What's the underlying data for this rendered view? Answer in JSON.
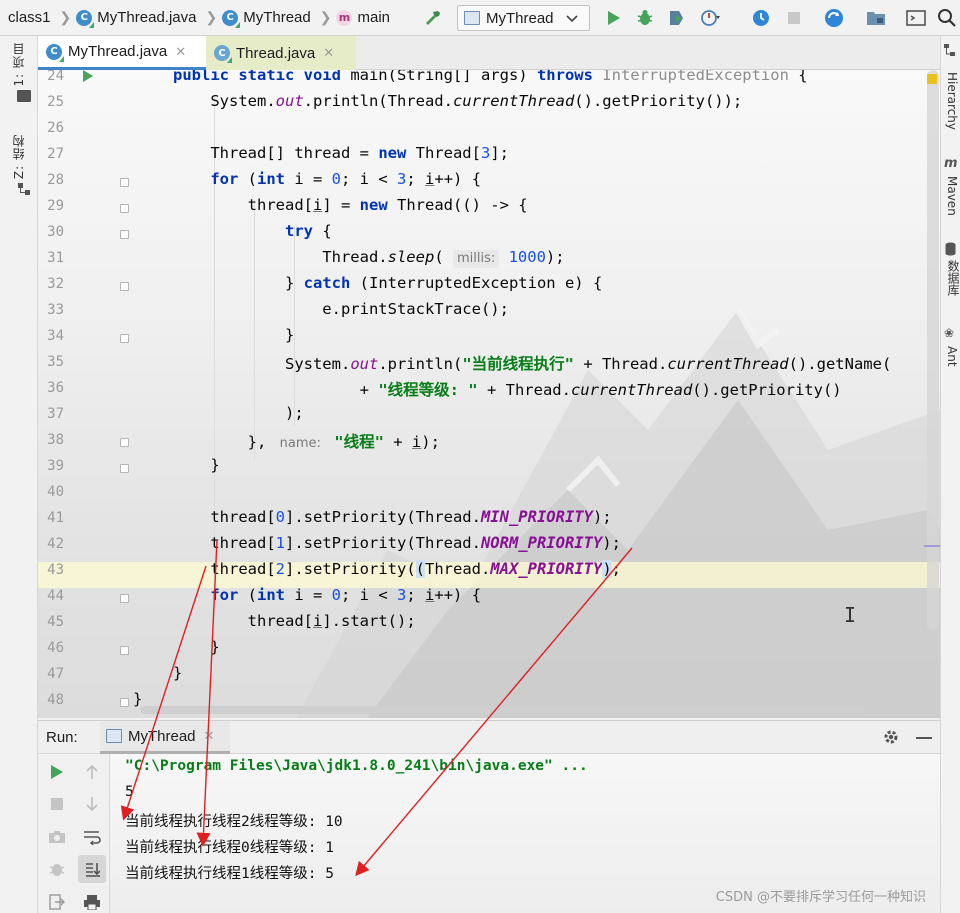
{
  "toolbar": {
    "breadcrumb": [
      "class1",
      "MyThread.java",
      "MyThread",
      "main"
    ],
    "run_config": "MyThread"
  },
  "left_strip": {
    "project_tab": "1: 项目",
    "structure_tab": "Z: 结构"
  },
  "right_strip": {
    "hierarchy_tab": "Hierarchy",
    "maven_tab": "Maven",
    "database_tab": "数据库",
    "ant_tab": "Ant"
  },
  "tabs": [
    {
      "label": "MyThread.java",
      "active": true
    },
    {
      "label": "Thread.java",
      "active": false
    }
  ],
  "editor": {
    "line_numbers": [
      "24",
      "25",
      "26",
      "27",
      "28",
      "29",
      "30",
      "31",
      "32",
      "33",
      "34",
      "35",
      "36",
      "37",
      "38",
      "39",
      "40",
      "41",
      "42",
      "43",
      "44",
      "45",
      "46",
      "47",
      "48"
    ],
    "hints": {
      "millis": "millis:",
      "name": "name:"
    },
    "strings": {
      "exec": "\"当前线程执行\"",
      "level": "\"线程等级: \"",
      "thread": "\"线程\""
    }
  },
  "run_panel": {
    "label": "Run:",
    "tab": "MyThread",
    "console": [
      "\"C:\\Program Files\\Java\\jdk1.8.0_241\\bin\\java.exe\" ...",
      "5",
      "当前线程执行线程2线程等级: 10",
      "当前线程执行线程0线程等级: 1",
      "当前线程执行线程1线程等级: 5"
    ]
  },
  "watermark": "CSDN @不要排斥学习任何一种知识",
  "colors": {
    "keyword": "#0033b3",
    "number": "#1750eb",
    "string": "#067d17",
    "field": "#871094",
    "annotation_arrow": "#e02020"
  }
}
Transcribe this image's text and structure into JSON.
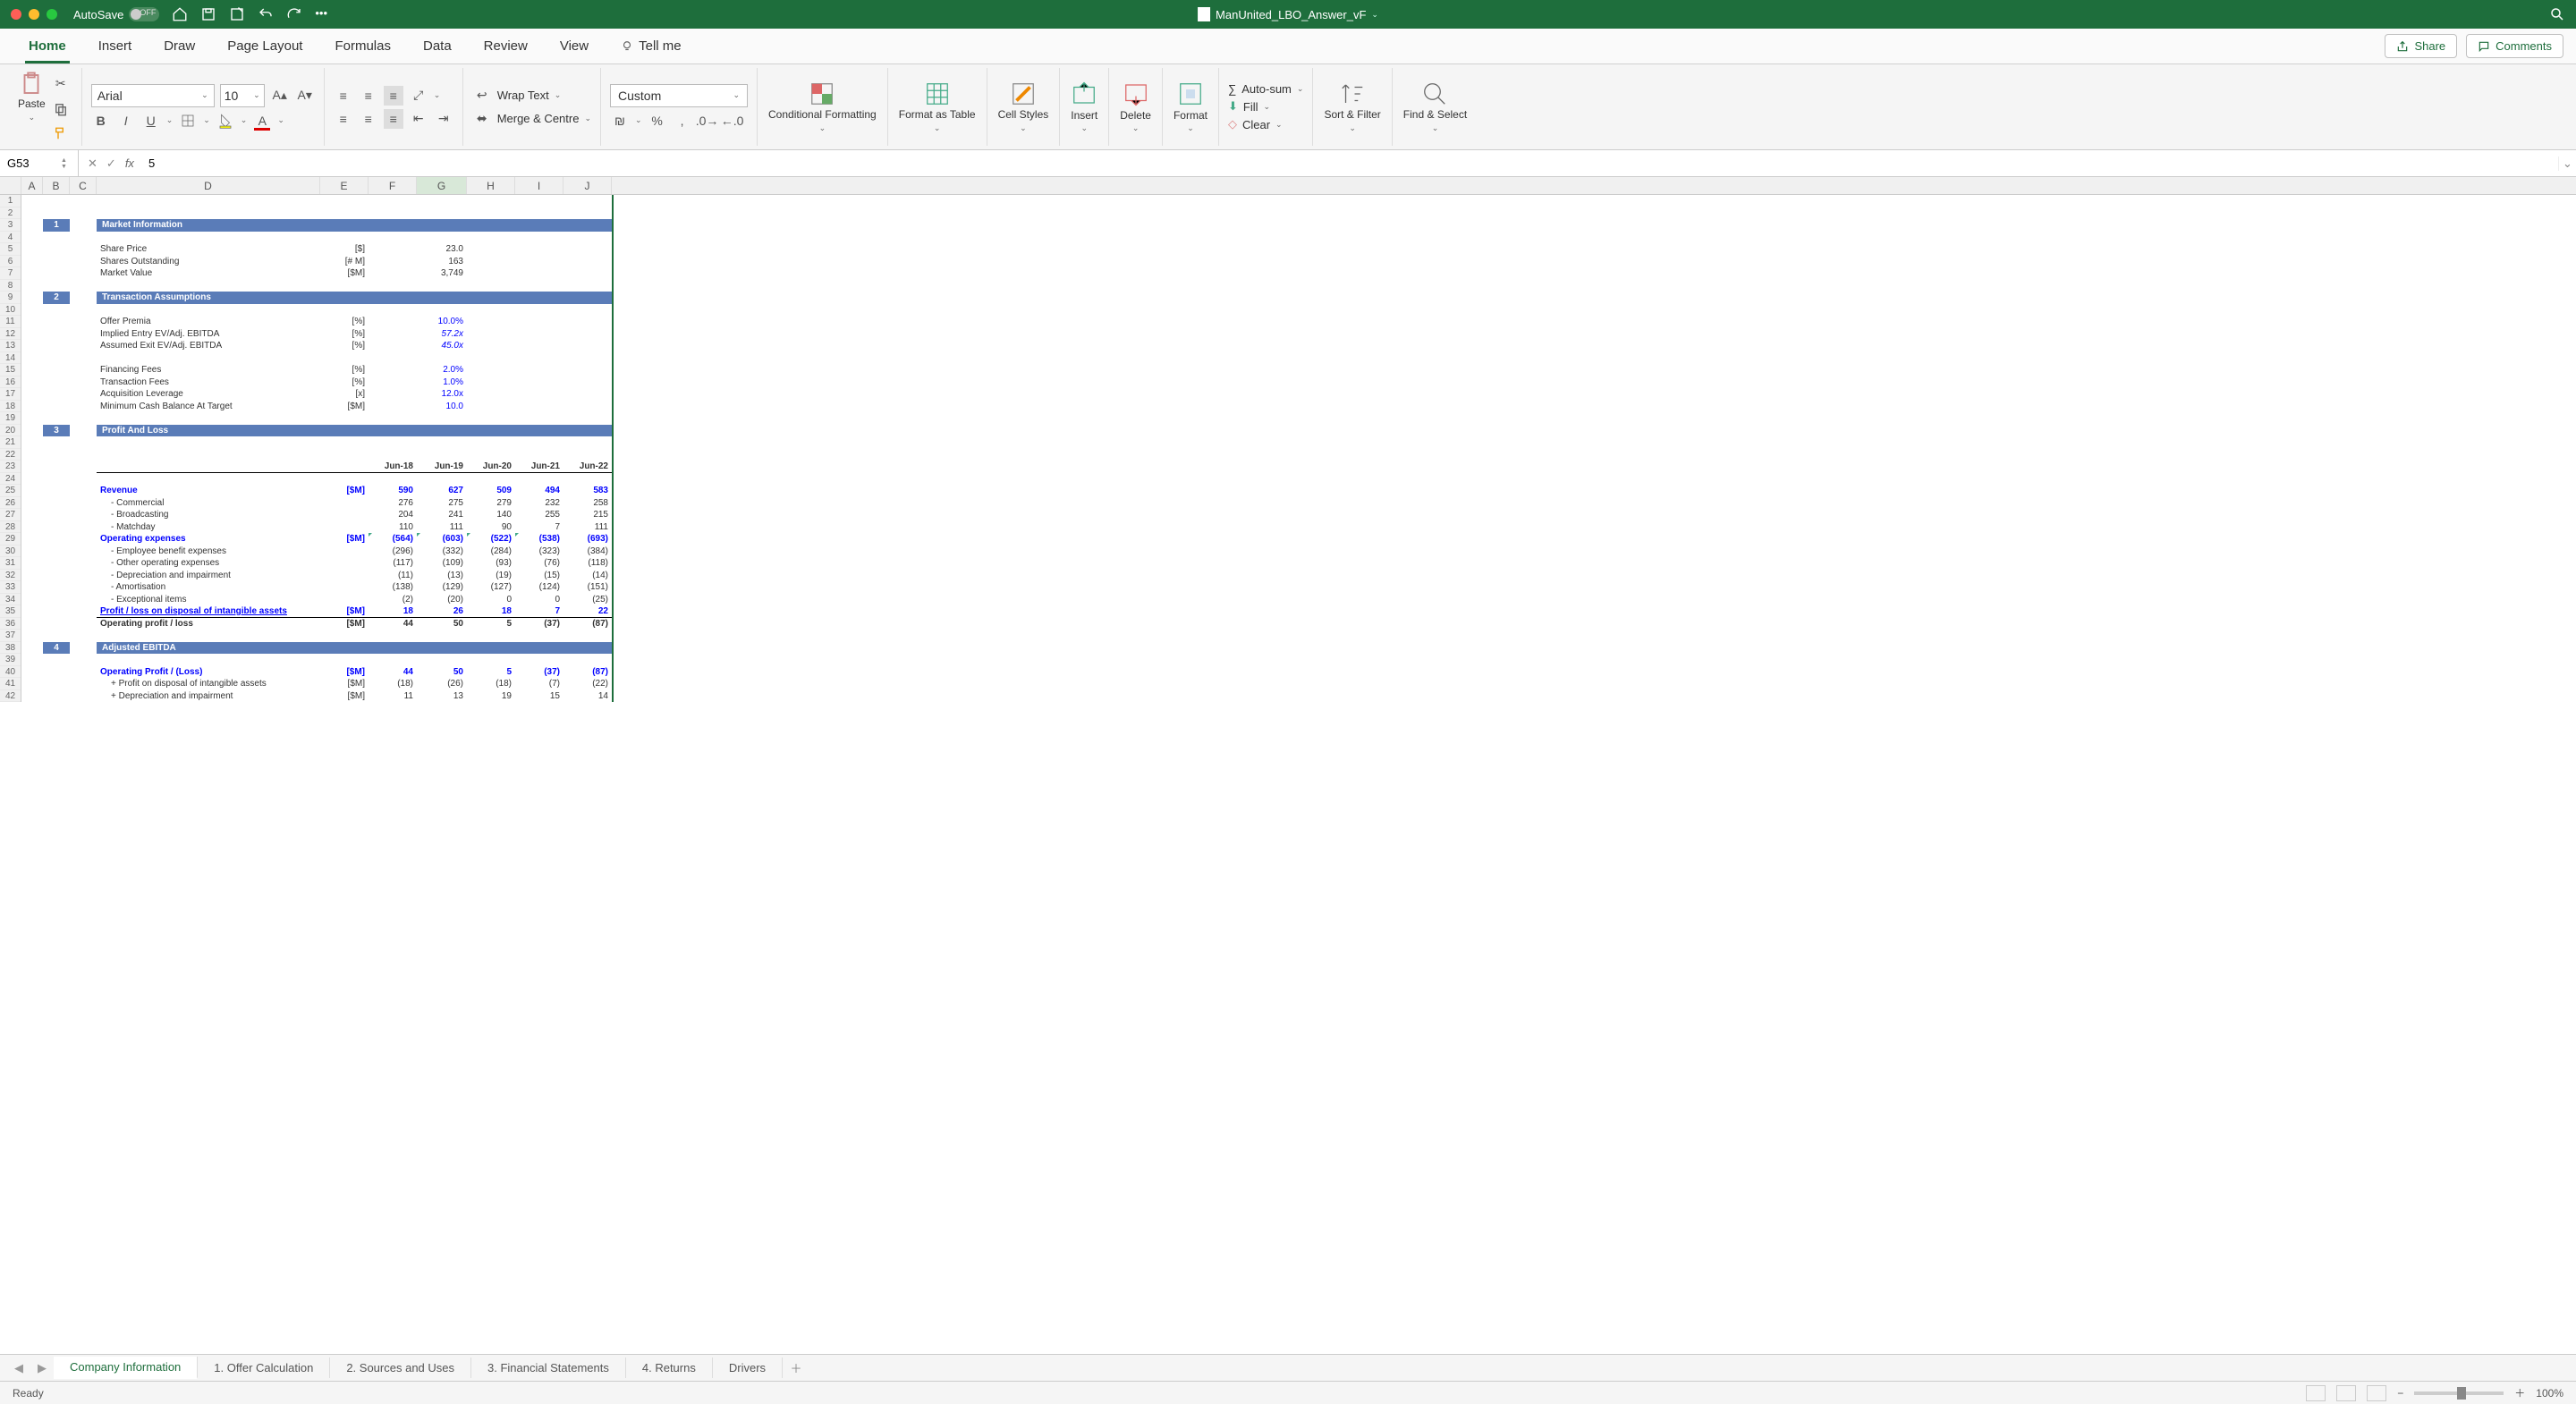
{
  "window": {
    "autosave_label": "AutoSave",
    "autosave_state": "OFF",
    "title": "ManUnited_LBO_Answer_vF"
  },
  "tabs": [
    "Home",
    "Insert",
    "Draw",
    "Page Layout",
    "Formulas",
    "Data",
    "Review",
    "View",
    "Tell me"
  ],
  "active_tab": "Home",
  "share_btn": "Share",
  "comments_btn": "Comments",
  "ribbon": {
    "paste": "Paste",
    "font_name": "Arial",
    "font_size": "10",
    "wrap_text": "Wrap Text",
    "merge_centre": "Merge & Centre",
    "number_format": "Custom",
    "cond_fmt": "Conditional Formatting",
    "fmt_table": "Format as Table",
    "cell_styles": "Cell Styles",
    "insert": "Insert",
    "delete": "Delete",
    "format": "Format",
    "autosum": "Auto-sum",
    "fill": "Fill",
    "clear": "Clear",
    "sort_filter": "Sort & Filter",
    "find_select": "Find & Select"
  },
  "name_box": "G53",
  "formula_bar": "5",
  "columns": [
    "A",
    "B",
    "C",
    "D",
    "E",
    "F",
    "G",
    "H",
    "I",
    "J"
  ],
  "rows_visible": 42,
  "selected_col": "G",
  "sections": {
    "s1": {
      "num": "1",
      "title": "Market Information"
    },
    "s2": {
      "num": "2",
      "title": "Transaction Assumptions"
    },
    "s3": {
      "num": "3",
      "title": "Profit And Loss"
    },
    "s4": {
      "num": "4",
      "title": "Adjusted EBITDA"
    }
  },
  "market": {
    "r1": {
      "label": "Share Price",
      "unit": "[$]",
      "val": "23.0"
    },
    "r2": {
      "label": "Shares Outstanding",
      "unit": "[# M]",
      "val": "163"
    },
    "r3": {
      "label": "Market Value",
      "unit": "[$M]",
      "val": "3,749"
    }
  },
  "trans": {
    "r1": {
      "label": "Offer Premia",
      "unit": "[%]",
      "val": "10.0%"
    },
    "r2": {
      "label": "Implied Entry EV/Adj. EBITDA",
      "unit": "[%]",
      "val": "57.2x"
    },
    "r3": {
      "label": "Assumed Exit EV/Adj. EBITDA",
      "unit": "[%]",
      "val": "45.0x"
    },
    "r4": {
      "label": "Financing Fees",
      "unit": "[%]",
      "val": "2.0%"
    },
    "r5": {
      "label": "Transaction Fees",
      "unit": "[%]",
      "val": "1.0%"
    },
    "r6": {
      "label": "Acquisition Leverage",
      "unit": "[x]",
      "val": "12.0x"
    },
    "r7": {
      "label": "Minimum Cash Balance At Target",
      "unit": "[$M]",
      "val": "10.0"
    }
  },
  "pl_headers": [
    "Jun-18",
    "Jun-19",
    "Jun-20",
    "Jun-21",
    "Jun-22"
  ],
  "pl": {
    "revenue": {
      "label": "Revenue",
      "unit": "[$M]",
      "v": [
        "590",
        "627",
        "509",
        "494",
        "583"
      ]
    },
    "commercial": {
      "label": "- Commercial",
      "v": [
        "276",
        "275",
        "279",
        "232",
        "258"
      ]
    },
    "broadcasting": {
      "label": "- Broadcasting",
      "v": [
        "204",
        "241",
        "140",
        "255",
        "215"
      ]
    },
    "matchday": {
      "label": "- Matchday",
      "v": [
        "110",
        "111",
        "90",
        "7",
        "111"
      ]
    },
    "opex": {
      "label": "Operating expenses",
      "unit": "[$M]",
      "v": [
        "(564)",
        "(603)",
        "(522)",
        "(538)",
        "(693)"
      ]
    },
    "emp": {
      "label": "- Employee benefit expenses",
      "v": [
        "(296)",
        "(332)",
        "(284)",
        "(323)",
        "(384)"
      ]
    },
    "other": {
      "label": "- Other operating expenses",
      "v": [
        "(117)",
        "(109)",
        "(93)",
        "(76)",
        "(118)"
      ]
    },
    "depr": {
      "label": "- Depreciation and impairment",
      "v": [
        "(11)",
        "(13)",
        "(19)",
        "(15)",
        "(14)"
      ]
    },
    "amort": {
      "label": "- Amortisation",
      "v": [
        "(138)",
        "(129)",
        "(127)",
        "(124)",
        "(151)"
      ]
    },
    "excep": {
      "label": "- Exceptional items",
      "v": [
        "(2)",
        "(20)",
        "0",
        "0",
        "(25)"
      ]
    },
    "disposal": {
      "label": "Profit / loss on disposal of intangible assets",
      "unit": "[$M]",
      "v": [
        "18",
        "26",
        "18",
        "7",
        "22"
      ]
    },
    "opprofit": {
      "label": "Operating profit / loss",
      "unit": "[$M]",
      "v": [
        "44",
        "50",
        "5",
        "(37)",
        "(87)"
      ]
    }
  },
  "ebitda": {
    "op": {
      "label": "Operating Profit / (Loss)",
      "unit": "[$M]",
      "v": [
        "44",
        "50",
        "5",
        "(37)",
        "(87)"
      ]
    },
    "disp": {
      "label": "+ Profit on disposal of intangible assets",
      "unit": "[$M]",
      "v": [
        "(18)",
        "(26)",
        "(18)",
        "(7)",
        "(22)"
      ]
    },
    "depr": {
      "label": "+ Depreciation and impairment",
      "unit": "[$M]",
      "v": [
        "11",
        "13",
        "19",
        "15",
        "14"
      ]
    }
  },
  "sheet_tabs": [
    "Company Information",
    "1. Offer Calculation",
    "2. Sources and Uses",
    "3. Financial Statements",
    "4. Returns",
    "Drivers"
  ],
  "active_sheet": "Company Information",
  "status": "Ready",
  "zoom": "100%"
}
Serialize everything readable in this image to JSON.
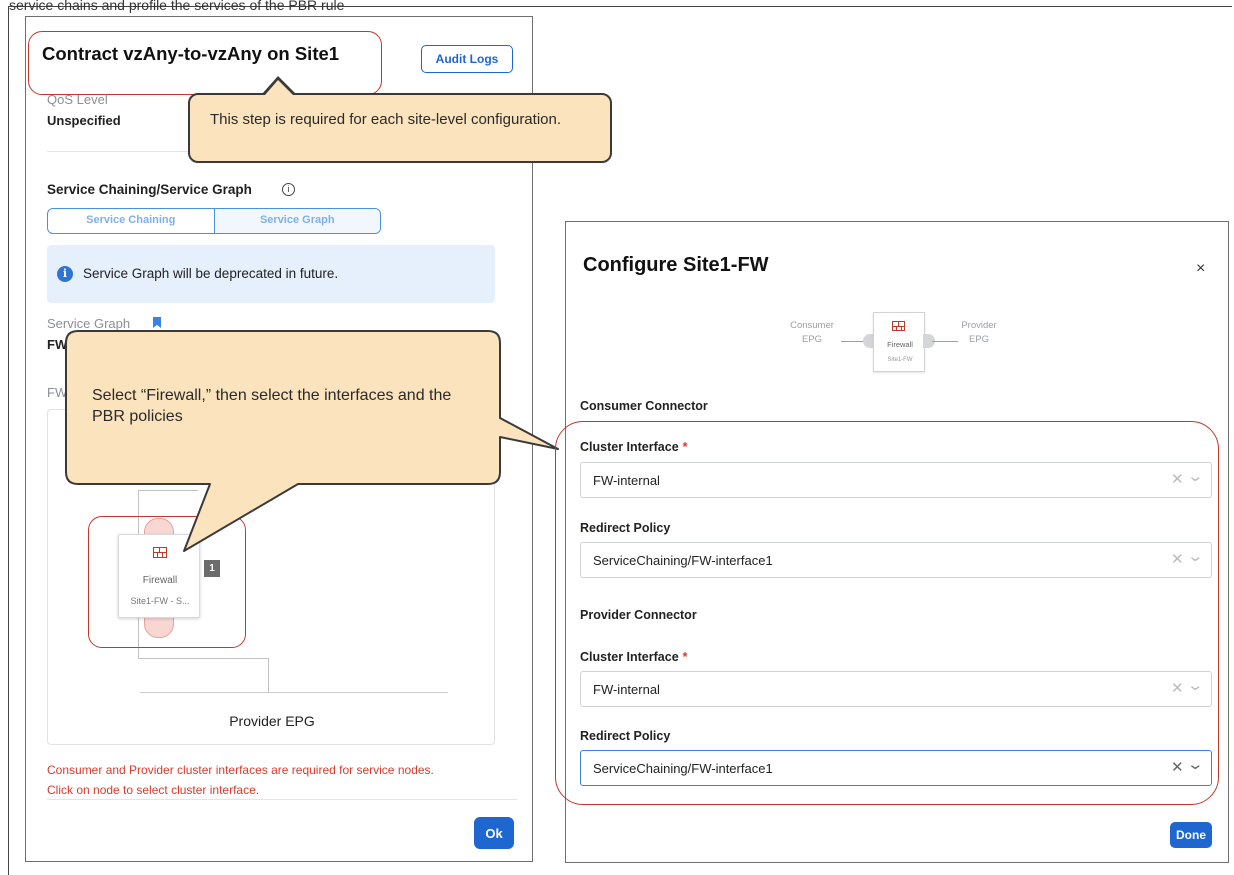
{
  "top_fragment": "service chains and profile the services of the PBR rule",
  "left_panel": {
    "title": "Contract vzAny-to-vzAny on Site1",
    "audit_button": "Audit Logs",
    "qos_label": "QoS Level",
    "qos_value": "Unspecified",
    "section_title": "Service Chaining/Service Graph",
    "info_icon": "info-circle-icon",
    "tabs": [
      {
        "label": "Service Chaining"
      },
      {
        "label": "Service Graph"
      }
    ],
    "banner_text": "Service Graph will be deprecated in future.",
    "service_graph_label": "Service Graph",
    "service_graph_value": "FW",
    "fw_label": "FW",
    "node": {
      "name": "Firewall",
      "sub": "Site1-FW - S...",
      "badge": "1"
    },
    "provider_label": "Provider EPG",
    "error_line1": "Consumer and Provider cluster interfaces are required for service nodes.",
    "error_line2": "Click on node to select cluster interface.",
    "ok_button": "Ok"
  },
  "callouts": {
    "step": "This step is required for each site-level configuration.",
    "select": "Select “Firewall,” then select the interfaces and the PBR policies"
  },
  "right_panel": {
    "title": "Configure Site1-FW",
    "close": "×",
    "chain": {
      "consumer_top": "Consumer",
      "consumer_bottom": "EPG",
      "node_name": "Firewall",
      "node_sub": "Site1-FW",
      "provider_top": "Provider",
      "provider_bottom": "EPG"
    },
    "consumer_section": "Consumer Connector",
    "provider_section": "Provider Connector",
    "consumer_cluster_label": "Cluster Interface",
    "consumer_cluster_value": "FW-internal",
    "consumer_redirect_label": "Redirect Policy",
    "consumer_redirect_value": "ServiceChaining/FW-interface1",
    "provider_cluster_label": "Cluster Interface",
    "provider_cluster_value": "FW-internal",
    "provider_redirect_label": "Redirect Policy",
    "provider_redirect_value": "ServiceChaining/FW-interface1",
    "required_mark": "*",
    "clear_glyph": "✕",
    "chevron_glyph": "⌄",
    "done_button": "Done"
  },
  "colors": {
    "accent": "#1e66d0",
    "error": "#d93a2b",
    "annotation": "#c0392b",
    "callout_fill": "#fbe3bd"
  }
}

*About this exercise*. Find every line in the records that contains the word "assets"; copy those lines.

*Final answer*.
      "label": "Profit / loss on disposal of intangible assets",
      "label": "+ Profit on disposal of intangible assets",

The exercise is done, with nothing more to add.